(Data about app and page elements)

=== Section Start ===

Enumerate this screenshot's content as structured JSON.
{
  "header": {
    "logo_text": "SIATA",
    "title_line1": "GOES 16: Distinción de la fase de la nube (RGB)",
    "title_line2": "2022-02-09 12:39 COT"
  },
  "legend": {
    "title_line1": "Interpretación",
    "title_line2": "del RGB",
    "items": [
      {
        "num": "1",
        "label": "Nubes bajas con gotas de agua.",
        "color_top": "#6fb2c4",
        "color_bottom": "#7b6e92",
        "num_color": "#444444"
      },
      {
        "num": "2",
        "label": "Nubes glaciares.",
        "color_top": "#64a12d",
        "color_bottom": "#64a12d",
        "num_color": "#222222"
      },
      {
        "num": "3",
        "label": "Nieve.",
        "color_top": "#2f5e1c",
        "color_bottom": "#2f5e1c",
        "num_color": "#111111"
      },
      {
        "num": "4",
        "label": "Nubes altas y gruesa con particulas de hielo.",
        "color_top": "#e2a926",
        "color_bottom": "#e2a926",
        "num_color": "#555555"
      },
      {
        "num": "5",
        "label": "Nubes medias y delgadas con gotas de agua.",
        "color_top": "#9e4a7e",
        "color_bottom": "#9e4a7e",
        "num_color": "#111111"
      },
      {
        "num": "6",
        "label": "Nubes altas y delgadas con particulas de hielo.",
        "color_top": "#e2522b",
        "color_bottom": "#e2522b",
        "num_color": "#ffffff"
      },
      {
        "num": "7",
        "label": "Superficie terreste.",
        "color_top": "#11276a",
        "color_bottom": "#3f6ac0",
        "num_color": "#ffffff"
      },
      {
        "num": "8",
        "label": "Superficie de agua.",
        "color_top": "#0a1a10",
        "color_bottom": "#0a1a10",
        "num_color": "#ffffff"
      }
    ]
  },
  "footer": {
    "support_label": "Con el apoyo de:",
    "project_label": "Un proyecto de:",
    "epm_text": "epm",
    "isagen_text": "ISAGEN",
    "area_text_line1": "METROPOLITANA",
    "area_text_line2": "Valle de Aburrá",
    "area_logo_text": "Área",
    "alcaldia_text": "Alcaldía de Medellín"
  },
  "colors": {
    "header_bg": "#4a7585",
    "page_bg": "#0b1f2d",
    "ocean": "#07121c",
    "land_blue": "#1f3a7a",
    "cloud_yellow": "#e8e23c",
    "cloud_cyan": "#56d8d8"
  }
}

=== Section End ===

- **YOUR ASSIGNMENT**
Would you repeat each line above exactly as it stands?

- **RESPONSE BOX**
Enumerate this screenshot's content as structured JSON.
{
  "header": {
    "logo_text": "SIATA",
    "title_line1": "GOES 16: Distinción de la fase de la nube (RGB)",
    "title_line2": "2022-02-09 12:39 COT"
  },
  "legend": {
    "title_line1": "Interpretación",
    "title_line2": "del RGB",
    "items": [
      {
        "num": "1",
        "label": "Nubes bajas con gotas de agua.",
        "color_top": "#6fb2c4",
        "color_bottom": "#7b6e92",
        "num_color": "#444444"
      },
      {
        "num": "2",
        "label": "Nubes glaciares.",
        "color_top": "#64a12d",
        "color_bottom": "#64a12d",
        "num_color": "#222222"
      },
      {
        "num": "3",
        "label": "Nieve.",
        "color_top": "#2f5e1c",
        "color_bottom": "#2f5e1c",
        "num_color": "#111111"
      },
      {
        "num": "4",
        "label": "Nubes altas y gruesa con particulas de hielo.",
        "color_top": "#e2a926",
        "color_bottom": "#e2a926",
        "num_color": "#555555"
      },
      {
        "num": "5",
        "label": "Nubes medias y delgadas con gotas de agua.",
        "color_top": "#9e4a7e",
        "color_bottom": "#9e4a7e",
        "num_color": "#111111"
      },
      {
        "num": "6",
        "label": "Nubes altas y delgadas con particulas de hielo.",
        "color_top": "#e2522b",
        "color_bottom": "#e2522b",
        "num_color": "#ffffff"
      },
      {
        "num": "7",
        "label": "Superficie terreste.",
        "color_top": "#11276a",
        "color_bottom": "#3f6ac0",
        "num_color": "#ffffff"
      },
      {
        "num": "8",
        "label": "Superficie de agua.",
        "color_top": "#0a1a10",
        "color_bottom": "#0a1a10",
        "num_color": "#ffffff"
      }
    ]
  },
  "footer": {
    "support_label": "Con el apoyo de:",
    "project_label": "Un proyecto de:",
    "epm_text": "epm",
    "isagen_text": "ISAGEN",
    "area_text_line1": "METROPOLITANA",
    "area_text_line2": "Valle de Aburrá",
    "area_logo_text": "Área",
    "alcaldia_text": "Alcaldía de Medellín"
  },
  "colors": {
    "header_bg": "#4a7585",
    "page_bg": "#0b1f2d",
    "ocean": "#07121c",
    "land_blue": "#1f3a7a",
    "cloud_yellow": "#e8e23c",
    "cloud_cyan": "#56d8d8"
  }
}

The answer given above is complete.